  • Can or in case you tie in personal experience?

By answering these questions, you could start to shape how you will develop the paragraph to generate the paragraph structure that is perfect. Use at least two details that are concrete create your paragraph effective. You may use more—let your topic together with quantity of support it needs dictate that for your needs.

If you wish to analyze information from research, for example, your paragraph will likely be longer. While there’s no set number of sentences you need to include, aim for 5-8 sentences. This ensures you don’t make custom writing paragraphs too long yet still have sufficient details and content to determine the key support for the topic sentence.

You also want to present support sentences logically and systematically. As an example, you don’t like to present research initially and then further explain your topic sentence. The paragraph development method you decide on will show you in this process.

Now, let’s break the support sentences into two steps.

First, I want to further explain my sentence that is topic and a little more detail. I may create a sentence that looks something like this:

Although the distance is a matter of mere inches, research suggests it generates a safer environment.

Then, because the step that is second I would like to supply the evidence that supports my topic sentence and, by extension, my thesis, too. I’ll use research data and statistics to argue my point—that the “over” position for toilet paper is superior since it’s safer.

I might construct two support that is additional that seem like this:

A 2014 Bathroom Safety (BS) survey unearthed that households making use of the “over” position had 75% fewer falls off the toilet. Further , according to the Consortium of Research About Paper Products (CRAPP), bathroom goers who use the “under” position are 30% more likely to suffer debilitating rotator cuff damage.

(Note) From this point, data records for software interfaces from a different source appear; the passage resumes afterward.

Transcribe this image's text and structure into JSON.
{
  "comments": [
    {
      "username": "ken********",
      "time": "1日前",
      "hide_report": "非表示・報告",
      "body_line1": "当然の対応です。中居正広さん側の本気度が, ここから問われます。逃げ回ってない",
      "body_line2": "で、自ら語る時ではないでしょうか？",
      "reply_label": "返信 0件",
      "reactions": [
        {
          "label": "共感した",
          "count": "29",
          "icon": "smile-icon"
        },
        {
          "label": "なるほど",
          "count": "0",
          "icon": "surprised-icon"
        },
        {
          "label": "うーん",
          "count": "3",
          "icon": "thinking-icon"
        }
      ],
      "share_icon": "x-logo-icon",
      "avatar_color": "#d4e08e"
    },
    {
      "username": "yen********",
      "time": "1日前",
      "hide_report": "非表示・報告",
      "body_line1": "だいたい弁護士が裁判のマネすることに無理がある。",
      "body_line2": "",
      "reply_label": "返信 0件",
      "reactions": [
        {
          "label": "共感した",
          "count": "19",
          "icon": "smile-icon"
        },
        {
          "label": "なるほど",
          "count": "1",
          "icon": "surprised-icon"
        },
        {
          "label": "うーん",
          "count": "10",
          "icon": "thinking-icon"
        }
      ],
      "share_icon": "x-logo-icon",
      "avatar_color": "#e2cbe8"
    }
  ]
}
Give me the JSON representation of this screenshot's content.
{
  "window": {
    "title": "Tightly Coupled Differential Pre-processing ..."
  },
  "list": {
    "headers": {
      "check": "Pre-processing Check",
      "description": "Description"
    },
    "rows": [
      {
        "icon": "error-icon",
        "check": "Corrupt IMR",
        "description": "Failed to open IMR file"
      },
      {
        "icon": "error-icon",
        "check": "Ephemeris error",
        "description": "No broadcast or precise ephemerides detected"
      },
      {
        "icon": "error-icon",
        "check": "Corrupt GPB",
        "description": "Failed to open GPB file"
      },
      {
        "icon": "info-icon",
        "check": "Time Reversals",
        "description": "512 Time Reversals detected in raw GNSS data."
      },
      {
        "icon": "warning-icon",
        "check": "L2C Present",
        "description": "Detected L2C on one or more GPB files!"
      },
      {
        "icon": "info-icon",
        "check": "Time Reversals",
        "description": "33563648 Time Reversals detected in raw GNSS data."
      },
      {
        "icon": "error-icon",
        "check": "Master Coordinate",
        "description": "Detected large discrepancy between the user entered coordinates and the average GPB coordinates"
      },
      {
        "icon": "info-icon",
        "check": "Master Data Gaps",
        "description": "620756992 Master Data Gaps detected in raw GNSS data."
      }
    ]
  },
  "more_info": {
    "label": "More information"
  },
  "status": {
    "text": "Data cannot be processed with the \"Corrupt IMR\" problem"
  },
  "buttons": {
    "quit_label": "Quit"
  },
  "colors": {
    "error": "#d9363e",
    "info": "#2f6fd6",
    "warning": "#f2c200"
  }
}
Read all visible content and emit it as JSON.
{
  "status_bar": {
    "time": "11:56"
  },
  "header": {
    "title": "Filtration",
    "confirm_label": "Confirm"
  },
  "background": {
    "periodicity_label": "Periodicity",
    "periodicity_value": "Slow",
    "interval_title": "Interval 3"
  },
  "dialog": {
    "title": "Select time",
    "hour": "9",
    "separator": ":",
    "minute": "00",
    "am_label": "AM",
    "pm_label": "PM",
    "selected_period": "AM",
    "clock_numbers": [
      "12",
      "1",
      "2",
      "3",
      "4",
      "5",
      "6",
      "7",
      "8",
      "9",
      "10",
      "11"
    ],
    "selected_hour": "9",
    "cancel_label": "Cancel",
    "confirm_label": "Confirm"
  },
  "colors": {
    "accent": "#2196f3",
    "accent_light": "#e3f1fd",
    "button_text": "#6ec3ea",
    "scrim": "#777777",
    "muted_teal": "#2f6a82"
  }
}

Notice how I’ve put “further” in bold? This highlights the importance of transitioning in the middle of your support sentences. Just throwing in a string of rapid-fire sentences hurts the flow of data. So make certain you use transitions well to produce continuity and unity, which together will build flow that is good.